Whilst the Nike Tour Accuracy was one of the first solid core golf balls, it wasn’t the first to make an appearance on tour. Mark O’Meara won the 1998 Masters and 1998 Open Championship whilst Paul Lawrie won the 1999 Open Championship using the Top Flite Strata, which was also a solid core golf ball. Titleist introduced its game-changing Pro V1 golf ball to tour players in October 2000 and almost all players have used a multilayer, urethane cover, with injected synthetic material since
In the 2000 season, Woods won nine of the 20 events that he entered. This included the US Open, Open Championship and PGA Championship as well as the AT&T Pebble Beach Pro-Am, Memorial Tournament and Bay Hill Invitational. His season long scoring average of 68.17 was also the lowest in PGA Tour history, exceeding the 68.33 average by Byron Nelson in 1945. He would go on to win the 2001 Masters and become the first golfer in history to hold all four Major championship titles.
Whilst McDowell’s comments are focused on the 2000 season, Woods went on to nearly eclipse the great heights he set himself in 2006. The season started as so many did, with victories at the Buick Invitational and Ford Championship at Doral, before he would face one of his toughest tests yet – coping with the death of his father, friend and mentor, Earl Woods.
After Earl’s passing, Tiger missed his first cut in a Major championship at the US Open but it was perhaps the catalyst to one the best streaks in the history of the game. Woods entered the 2006 Open Championship at Royal Liverpool fresh from a T2 finish at the Cialis Western Open and would go on to win the Championship by five, in what many describe as the best ball striking week the game has ever seen. But he didn’t stop there. Tiger would go on to win his next five PGA Tour starts, which included the PGA Championship, WGC-Bridgestone Invitational and WGC-American Express Championship. During that time he was a combined 109 under par.

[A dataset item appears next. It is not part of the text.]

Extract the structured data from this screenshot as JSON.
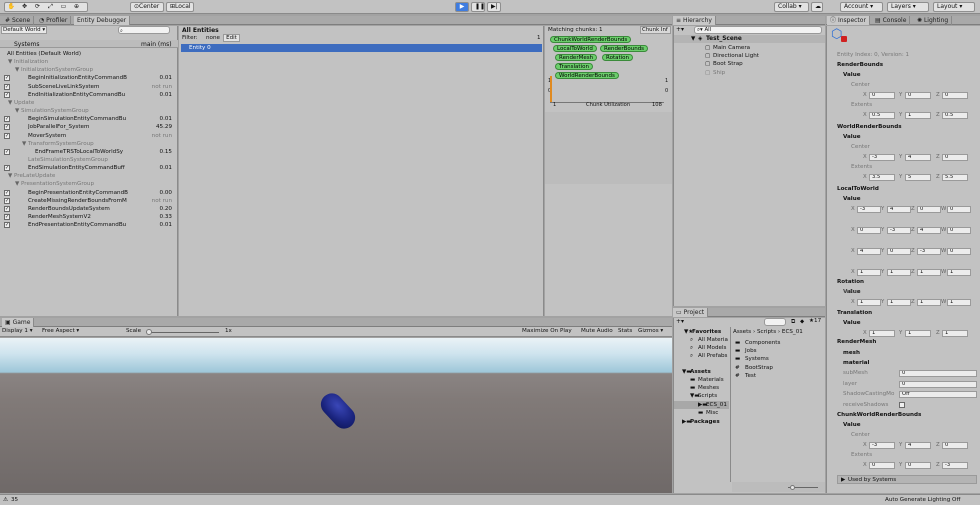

McDowell followed his Tweet by commenting, “Love replies to my Big Cat opinion below, especially @PepperellEddie. Problem when you mention the GOAT is that any slight sign of negativity gets criticised. My Tweet related to equipment only in 2000, not skill levels. Look up the story. It’s a great one.” A great story indeed, as there are so many when it comes to Tiger’s career.